LEESBURG — Dave Wilson looked lonely as he stood sentry near a circular table topped with a stack of “I (heart) Publix” buttons. Then, his gaze drew a trio of Beacon College students into his orbit.
Three students with one question: What kind of employee does Publix like to stock?
Wilson, a Publix store manager, sprang into recruiting mode:
“I’m looking for people people,” he said. “People who are going to be engaging, not be shy.”
Because one thing outshines straight A’s and dazzling resumes at Publix: communication.
It’s “the most important thing we do — more important than stocking the shelves or making the sandwiches,” Wilson explained. “That’s what differentiates us.”
Yet, his primer on people skills wasn’t the lone lesson shared April 8 during the Beacon College Spring Career Fair.
For attendees, the Career Fair — part of the Beacon’s beefed-up career-readiness mission to prepare students from matriculation to graduation for the workforce through job shadowing, internships, resume-crafting, and real-world recruiting experiences — offered valuable opportunities to chat with regional and national companies and to network.
Recruiters from Publix, Wells Fargo, Waffle House, Webster University, Lifestream Behavioral and Center attended Beacon’s third-ever career fair. At least 114 students and alumni picked up information packets and picked the brains of recruiters staffing the tables.
Some students came in shorts and hoodies, jeans and T-shirts. Others like senior Tony Naumann — sporting a stylish navy suit and gingham shirt ensemble with a matching resume — came dressed to impress.
He strolled over to the Waffle House table, cornering Matthew Smalling, a human resources specialist with the food chain. Perhaps Naumann noticed the “We’re Hiring” pamphlet peeking out from Smalling’s shirt pocket.
Their handshake seemingly lit the fuse igniting an explosion of questions from Smalling.
“When do you graduate?”
“Do you have interviews lined up?”
“You say you’ve been applying?”
What employers like Waffle House need are candidates with ownership mentality, good communication skills who set and meet goals, Smalling later said. “If you can brand yourself that really goes a long way.”
After a productive, long chat, Naumann decides to explore other corporate opportunities at the fair.
Smalling, with a parting bit of advice, asks: “You’re on LinkedIn? That always helps. Good luck.”
With that — and another firm handshake — Naumann pivots to the next recruiter.
That is the beauty of the fair, said Susan Ward, Beacon’s coordinator of the Career Development and Outreach Center.
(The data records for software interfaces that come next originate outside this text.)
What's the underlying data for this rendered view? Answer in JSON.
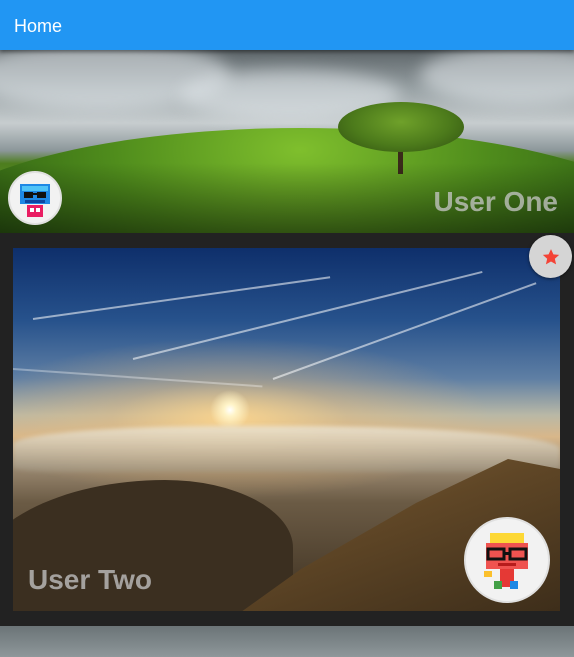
{
  "app_bar": {
    "title": "Home",
    "color": "#2196f3"
  },
  "users": [
    {
      "name": "User One",
      "avatar_icon": "robot-avatar-icon",
      "starred": false
    },
    {
      "name": "User Two",
      "avatar_icon": "nerd-avatar-icon",
      "starred": true
    }
  ],
  "fav_button": {
    "icon": "star-icon",
    "icon_color": "#f44336"
  }
}
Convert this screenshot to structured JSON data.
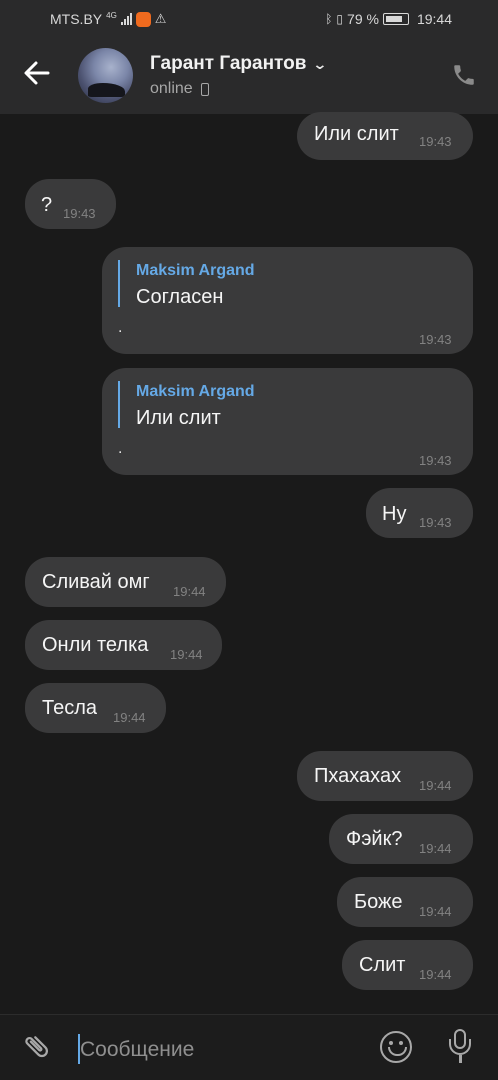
{
  "status_bar": {
    "carrier": "MTS.BY",
    "network": "4G",
    "battery": "79 %",
    "time": "19:44",
    "battery_level": 0.79
  },
  "header": {
    "contact_name": "Гарант Гарантов",
    "status": "online"
  },
  "messages": [
    {
      "side": "out",
      "text": "Или слит",
      "time": "19:43"
    },
    {
      "side": "in",
      "text": "?",
      "time": "19:43"
    },
    {
      "side": "out",
      "reply_to_name": "Maksim Argand",
      "reply_to_text": "Согласен",
      "text": ".",
      "time": "19:43"
    },
    {
      "side": "out",
      "reply_to_name": "Maksim Argand",
      "reply_to_text": "Или слит",
      "text": ".",
      "time": "19:43"
    },
    {
      "side": "out",
      "text": "Ну",
      "time": "19:43"
    },
    {
      "side": "in",
      "text": "Сливай омг",
      "time": "19:44"
    },
    {
      "side": "in",
      "text": "Онли телка",
      "time": "19:44"
    },
    {
      "side": "in",
      "text": "Тесла",
      "time": "19:44"
    },
    {
      "side": "out",
      "text": "Пхахахах",
      "time": "19:44"
    },
    {
      "side": "out",
      "text": "Фэйк?",
      "time": "19:44"
    },
    {
      "side": "out",
      "text": "Боже",
      "time": "19:44"
    },
    {
      "side": "out",
      "text": "Слит",
      "time": "19:44"
    }
  ],
  "composer": {
    "placeholder": "Сообщение",
    "value": ""
  },
  "colors": {
    "background": "#1a1a1a",
    "bar": "#2a2a2b",
    "bubble": "#3a3a3b",
    "accent": "#65a9e6"
  },
  "icons": [
    "back-arrow-icon",
    "chevron-down-icon",
    "mobile-device-icon",
    "phone-call-icon",
    "paperclip-icon",
    "emoji-icon",
    "microphone-icon"
  ]
}
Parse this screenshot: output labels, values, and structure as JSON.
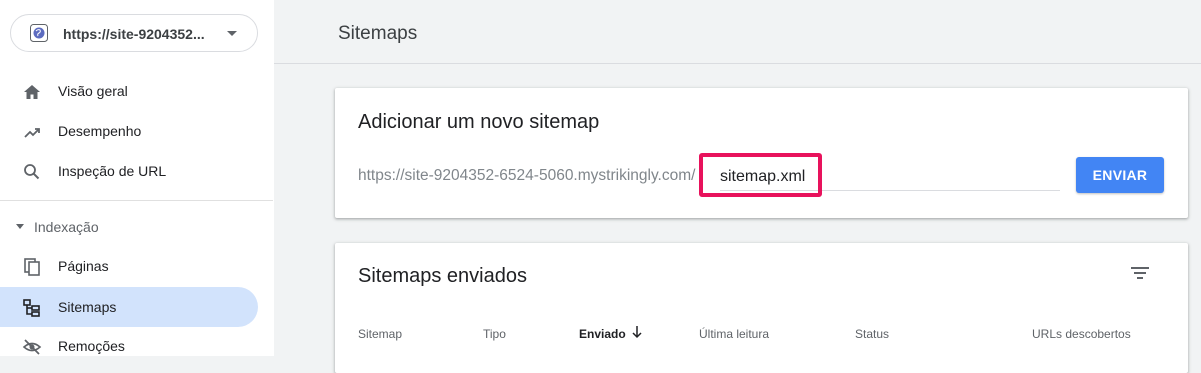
{
  "property": {
    "url": "https://site-9204352..."
  },
  "nav": {
    "items": [
      {
        "label": "Visão geral",
        "icon": "home-icon"
      },
      {
        "label": "Desempenho",
        "icon": "trending-up-icon"
      },
      {
        "label": "Inspeção de URL",
        "icon": "search-icon"
      }
    ],
    "section": "Indexação",
    "index_items": [
      {
        "label": "Páginas",
        "icon": "pages-icon"
      },
      {
        "label": "Sitemaps",
        "icon": "sitemap-icon",
        "active": true
      },
      {
        "label": "Remoções",
        "icon": "eye-off-icon"
      }
    ]
  },
  "page": {
    "title": "Sitemaps"
  },
  "add_card": {
    "title": "Adicionar um novo sitemap",
    "url_prefix": "https://site-9204352-6524-5060.mystrikingly.com/",
    "input_value": "sitemap.xml",
    "submit_label": "ENVIAR"
  },
  "sent_card": {
    "title": "Sitemaps enviados",
    "columns": [
      "Sitemap",
      "Tipo",
      "Enviado",
      "Última leitura",
      "Status",
      "URLs descobertos"
    ],
    "sorted_column": "Enviado"
  },
  "colors": {
    "accent": "#4285f4",
    "active_nav": "#d2e3fc",
    "highlight": "#e8125c"
  }
}
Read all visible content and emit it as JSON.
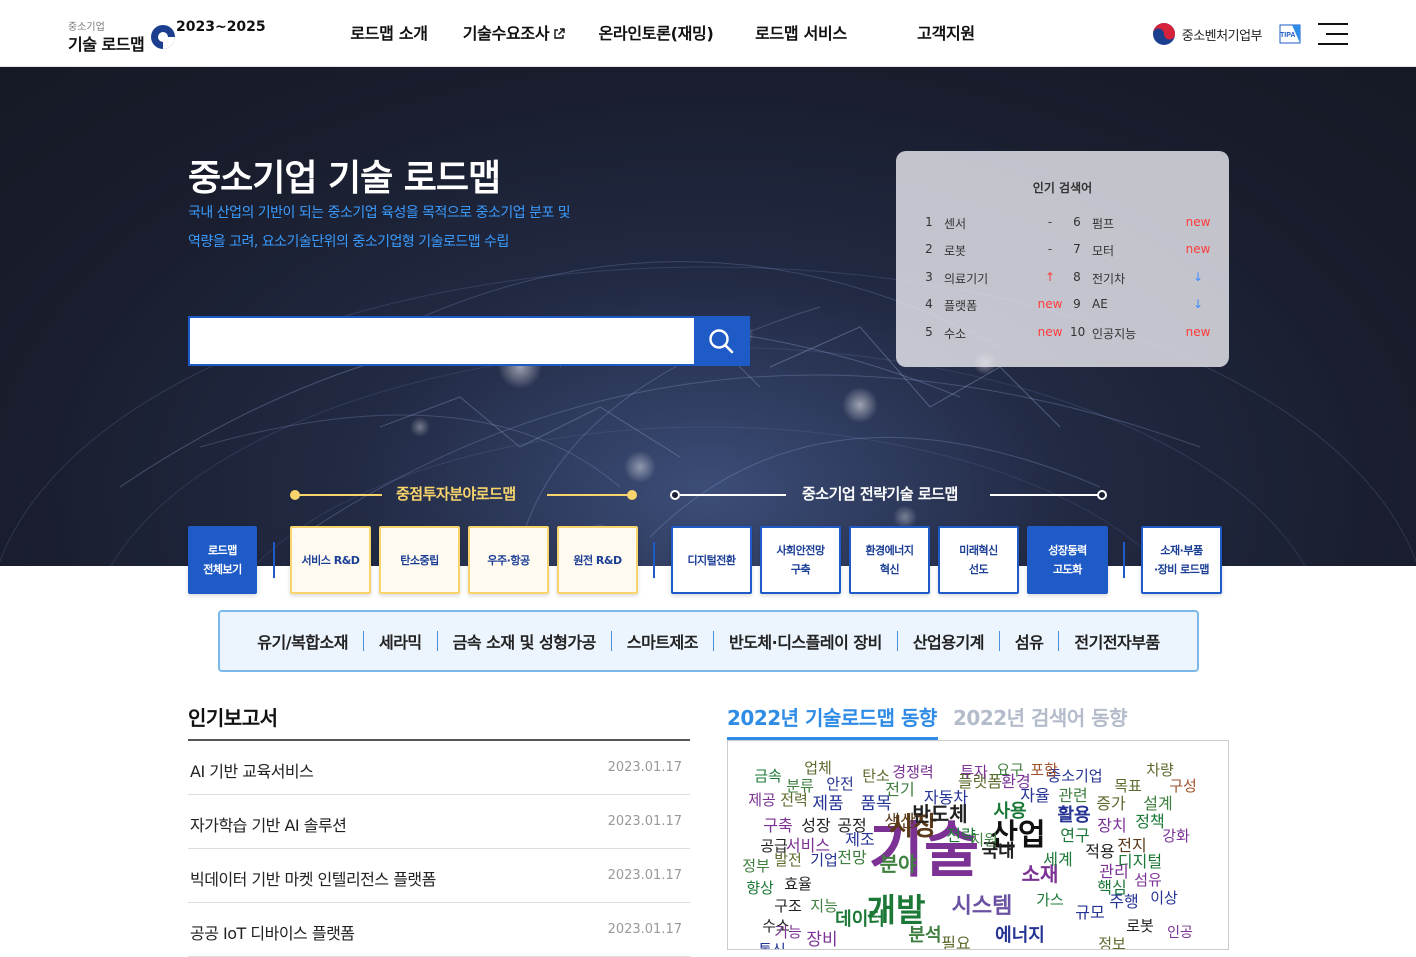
{
  "header": {
    "logo_small": "중소기업",
    "logo_main": "기술 로드맵",
    "logo_years": "2023~2025",
    "nav": [
      "로드맵 소개",
      "기술수요조사",
      "온라인토론(재밍)",
      "로드맵 서비스",
      "고객지원"
    ],
    "ministry": "중소벤처기업부",
    "tipa": "TIPA"
  },
  "hero": {
    "title": "중소기업 기술 로드맵",
    "desc1": "국내 산업의 기반이 되는 중소기업 육성을 목적으로 중소기업 분포 및",
    "desc2": "역량을 고려, 요소기술단위의 중소기업형 기술로드맵 수립",
    "search_placeholder": ""
  },
  "popular": {
    "title": "인기 검색어",
    "items": [
      {
        "rank": "1",
        "word": "센서",
        "trend": "-"
      },
      {
        "rank": "2",
        "word": "로봇",
        "trend": "-"
      },
      {
        "rank": "3",
        "word": "의료기기",
        "trend": "↑"
      },
      {
        "rank": "4",
        "word": "플랫폼",
        "trend": "new"
      },
      {
        "rank": "5",
        "word": "수소",
        "trend": "new"
      },
      {
        "rank": "6",
        "word": "펌프",
        "trend": "new"
      },
      {
        "rank": "7",
        "word": "모터",
        "trend": "new"
      },
      {
        "rank": "8",
        "word": "전기차",
        "trend": "↓"
      },
      {
        "rank": "9",
        "word": "AE",
        "trend": "↓"
      },
      {
        "rank": "10",
        "word": "인공지능",
        "trend": "new"
      }
    ]
  },
  "categories": {
    "focus_heading": "중점투자분야로드맵",
    "strategy_heading": "중소기업 전략기술 로드맵",
    "all": [
      "로드맵",
      "전체보기"
    ],
    "focus": [
      "서비스 R&D",
      "탄소중립",
      "우주·항공",
      "원전 R&D"
    ],
    "strategy": [
      [
        "디지털전환"
      ],
      [
        "사회안전망",
        "구축"
      ],
      [
        "환경에너지",
        "혁신"
      ],
      [
        "미래혁신",
        "선도"
      ],
      [
        "성장동력",
        "고도화"
      ]
    ],
    "materials": [
      "소재·부품",
      "·장비 로드맵"
    ],
    "sub": [
      "유기/복합소재",
      "세라믹",
      "금속 소재 및 성형가공",
      "스마트제조",
      "반도체·디스플레이 장비",
      "산업용기계",
      "섬유",
      "전기전자부품"
    ]
  },
  "reports": {
    "title": "인기보고서",
    "items": [
      {
        "title": "AI 기반 교육서비스",
        "date": "2023.01.17"
      },
      {
        "title": "자가학습 기반 AI 솔루션",
        "date": "2023.01.17"
      },
      {
        "title": "빅데이터 기반 마켓 인텔리전스 플랫폼",
        "date": "2023.01.17"
      },
      {
        "title": "공공 IoT 디바이스 플랫폼",
        "date": "2023.01.17"
      }
    ]
  },
  "trends": {
    "tab_active": "2022년 기술로드맵 동향",
    "tab_inactive": "2022년 검색어 동향",
    "words": [
      {
        "t": "기술",
        "c": "#7b3294"
      },
      {
        "t": "개발",
        "c": "#1b7837"
      },
      {
        "t": "산업",
        "c": "#111111"
      },
      {
        "t": "시장",
        "c": "#5a3a1a"
      },
      {
        "t": "시스템",
        "c": "#6a51a3"
      },
      {
        "t": "소재",
        "c": "#7b3294"
      },
      {
        "t": "반도체",
        "c": "#222222"
      },
      {
        "t": "사용",
        "c": "#1b7837"
      },
      {
        "t": "분야",
        "c": "#3f7f3f"
      },
      {
        "t": "에너지",
        "c": "#253494"
      },
      {
        "t": "플랫폼",
        "c": "#5c6b2e"
      },
      {
        "t": "제조",
        "c": "#253494"
      },
      {
        "t": "국내",
        "c": "#222222"
      },
      {
        "t": "환경",
        "c": "#7b3294"
      },
      {
        "t": "활용",
        "c": "#253494"
      },
      {
        "t": "연구",
        "c": "#1b7837"
      },
      {
        "t": "전략",
        "c": "#1b7837"
      },
      {
        "t": "규모",
        "c": "#253494"
      },
      {
        "t": "데이터",
        "c": "#1b7837"
      },
      {
        "t": "분석",
        "c": "#3f7f3f"
      },
      {
        "t": "중소기업",
        "c": "#253494"
      },
      {
        "t": "금속",
        "c": "#1b7837"
      },
      {
        "t": "분류",
        "c": "#3f7f3f"
      },
      {
        "t": "안전",
        "c": "#253494"
      },
      {
        "t": "탄소",
        "c": "#5c6b2e"
      },
      {
        "t": "경쟁력",
        "c": "#7b3294"
      },
      {
        "t": "투자",
        "c": "#7b3294"
      },
      {
        "t": "요구",
        "c": "#3f7f3f"
      },
      {
        "t": "포함",
        "c": "#a0522d"
      },
      {
        "t": "차량",
        "c": "#5c6b2e"
      },
      {
        "t": "업체",
        "c": "#5c6b2e"
      },
      {
        "t": "목표",
        "c": "#5c6b2e"
      },
      {
        "t": "구성",
        "c": "#a0522d"
      },
      {
        "t": "제공",
        "c": "#7b3294"
      },
      {
        "t": "전력",
        "c": "#5c6b2e"
      },
      {
        "t": "제품",
        "c": "#253494"
      },
      {
        "t": "품목",
        "c": "#253494"
      },
      {
        "t": "생산",
        "c": "#5a3a1a"
      },
      {
        "t": "전기",
        "c": "#3f7f3f"
      },
      {
        "t": "자동차",
        "c": "#253494"
      },
      {
        "t": "자율",
        "c": "#253494"
      },
      {
        "t": "관련",
        "c": "#3f7f3f"
      },
      {
        "t": "증가",
        "c": "#5c6b2e"
      },
      {
        "t": "설계",
        "c": "#3f7f3f"
      },
      {
        "t": "구축",
        "c": "#7b3294"
      },
      {
        "t": "성장",
        "c": "#222222"
      },
      {
        "t": "공정",
        "c": "#222222"
      },
      {
        "t": "장치",
        "c": "#7b3294"
      },
      {
        "t": "정책",
        "c": "#1b7837"
      },
      {
        "t": "공급",
        "c": "#222222"
      },
      {
        "t": "서비스",
        "c": "#7b3294"
      },
      {
        "t": "지원",
        "c": "#3f7f3f"
      },
      {
        "t": "적용",
        "c": "#222222"
      },
      {
        "t": "전지",
        "c": "#5a3a1a"
      },
      {
        "t": "강화",
        "c": "#7b3294"
      },
      {
        "t": "정부",
        "c": "#3f7f3f"
      },
      {
        "t": "발전",
        "c": "#5c6b2e"
      },
      {
        "t": "기업",
        "c": "#253494"
      },
      {
        "t": "전망",
        "c": "#3f7f3f"
      },
      {
        "t": "세계",
        "c": "#1b7837"
      },
      {
        "t": "디지털",
        "c": "#1b7837"
      },
      {
        "t": "향상",
        "c": "#1b7837"
      },
      {
        "t": "효율",
        "c": "#222222"
      },
      {
        "t": "핵심",
        "c": "#1b7837"
      },
      {
        "t": "관리",
        "c": "#7b3294"
      },
      {
        "t": "섬유",
        "c": "#7b3294"
      },
      {
        "t": "구조",
        "c": "#222222"
      },
      {
        "t": "지능",
        "c": "#3f7f3f"
      },
      {
        "t": "가스",
        "c": "#1b7837"
      },
      {
        "t": "주행",
        "c": "#253494"
      },
      {
        "t": "이상",
        "c": "#253494"
      },
      {
        "t": "수소",
        "c": "#222222"
      },
      {
        "t": "기능",
        "c": "#7b3294"
      },
      {
        "t": "로봇",
        "c": "#222222"
      },
      {
        "t": "인공",
        "c": "#7b3294"
      },
      {
        "t": "통신",
        "c": "#253494"
      },
      {
        "t": "장비",
        "c": "#7b3294"
      },
      {
        "t": "필요",
        "c": "#5c6b2e"
      },
      {
        "t": "정보",
        "c": "#5c6b2e"
      }
    ]
  }
}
“It allows seniors to apply for full-time positions to national companies,” she explained. “It allows underclassmen to practice networking, eye contact and their elevator speech. It gives them an opportunity to ask about job shadowing and internships or field experiences. These companies also partner with alumni, helping them find jobs if they are unemployed.”
A new survey conducted by the British charity Mencap found employers across the pond worried about hiring employees with learning disabilities — 23 percent of employers assumed colleagues would balk at working with LD co-workers, while 45 percent believed the public would react negatively to dealing with learning-disabled workers. Similar attitudes abound in the U.S., yet recruiters at the fair preached inclusion.
Sasha Turner, a recruiter with Lifestream offered this advice: “We have positions fit for everyone and any way we can help them get into a job, that’s we can do to try. Be yourself. The more you are yourself the better we are able to assist you with getting position. I believe that’s with any position. Be yourself. That’s who we want to hire. We want to hire you as the whole that you are.”
Meanwhile, Wilson learned from previously hiring a Beacon student that good candidates come in all shapes and sizes — and with different abilities.
“I have not met anybody today that could not function at a Publix store,” he said. “I know that a lot of people that I’ve met today are going to come in and give their absolute best and that’s all I ever ask of anybody. It’s refreshing that most of these [candidates] will do just that.”
For Jeunesse Smith, a 20-year-old sophomore, the advice and diversity of corporations on hand also proved refreshing.
A psychology major, she learned, for instance, she could work part-time at Lifestream while she pursues her degree.
The fair helped Smith “expand my career options in life,” she said. “I’m going to be a JAG (Judge Advocate General) officer, and I have a couple of steps I have to take” before that. “I have to take certain jobs to get to where I’m going and I just want to see what else I can do in getting to my goal.”